╭─ Entries shown

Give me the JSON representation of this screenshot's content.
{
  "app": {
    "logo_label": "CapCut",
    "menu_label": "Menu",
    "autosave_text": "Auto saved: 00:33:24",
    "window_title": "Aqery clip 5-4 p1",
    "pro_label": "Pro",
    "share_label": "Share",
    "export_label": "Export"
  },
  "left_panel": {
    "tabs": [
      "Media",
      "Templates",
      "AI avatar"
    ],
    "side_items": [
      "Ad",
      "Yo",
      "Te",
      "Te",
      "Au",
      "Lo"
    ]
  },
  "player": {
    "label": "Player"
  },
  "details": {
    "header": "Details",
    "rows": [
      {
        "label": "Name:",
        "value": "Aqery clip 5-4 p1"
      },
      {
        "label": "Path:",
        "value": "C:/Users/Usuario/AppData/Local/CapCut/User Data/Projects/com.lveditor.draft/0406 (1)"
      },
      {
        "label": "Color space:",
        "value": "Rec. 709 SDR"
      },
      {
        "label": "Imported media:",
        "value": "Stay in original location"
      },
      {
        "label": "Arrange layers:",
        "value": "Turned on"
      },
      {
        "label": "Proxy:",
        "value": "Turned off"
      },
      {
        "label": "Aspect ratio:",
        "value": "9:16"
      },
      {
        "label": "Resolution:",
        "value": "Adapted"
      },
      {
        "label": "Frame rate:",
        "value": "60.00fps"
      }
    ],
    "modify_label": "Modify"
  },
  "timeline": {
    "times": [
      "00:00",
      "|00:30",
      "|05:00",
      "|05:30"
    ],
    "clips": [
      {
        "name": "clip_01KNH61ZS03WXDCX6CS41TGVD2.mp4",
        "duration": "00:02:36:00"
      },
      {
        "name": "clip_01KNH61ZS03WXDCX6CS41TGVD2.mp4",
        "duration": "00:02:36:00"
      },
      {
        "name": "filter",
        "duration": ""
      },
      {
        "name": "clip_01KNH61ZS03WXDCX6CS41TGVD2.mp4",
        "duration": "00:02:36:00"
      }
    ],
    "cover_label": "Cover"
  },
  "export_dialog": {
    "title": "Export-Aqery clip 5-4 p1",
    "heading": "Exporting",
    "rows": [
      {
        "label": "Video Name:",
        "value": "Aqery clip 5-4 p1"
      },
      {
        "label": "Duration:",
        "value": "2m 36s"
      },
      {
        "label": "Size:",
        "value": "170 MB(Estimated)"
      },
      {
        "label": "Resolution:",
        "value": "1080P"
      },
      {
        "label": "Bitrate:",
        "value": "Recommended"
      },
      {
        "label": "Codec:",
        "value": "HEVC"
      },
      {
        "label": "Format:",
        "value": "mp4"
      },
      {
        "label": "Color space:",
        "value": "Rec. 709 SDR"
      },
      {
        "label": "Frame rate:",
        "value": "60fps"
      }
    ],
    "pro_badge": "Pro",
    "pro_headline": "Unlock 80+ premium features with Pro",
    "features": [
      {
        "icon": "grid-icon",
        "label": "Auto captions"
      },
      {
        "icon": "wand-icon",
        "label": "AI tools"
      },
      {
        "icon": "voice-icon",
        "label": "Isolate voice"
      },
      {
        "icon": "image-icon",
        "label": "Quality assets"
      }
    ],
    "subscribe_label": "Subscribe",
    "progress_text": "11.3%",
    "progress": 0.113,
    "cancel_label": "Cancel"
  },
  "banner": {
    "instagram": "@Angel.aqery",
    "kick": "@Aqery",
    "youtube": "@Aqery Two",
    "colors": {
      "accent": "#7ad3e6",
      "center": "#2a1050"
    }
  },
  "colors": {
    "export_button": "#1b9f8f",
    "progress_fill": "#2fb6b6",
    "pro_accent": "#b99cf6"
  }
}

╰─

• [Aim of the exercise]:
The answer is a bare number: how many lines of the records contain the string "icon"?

• [Result below]:
4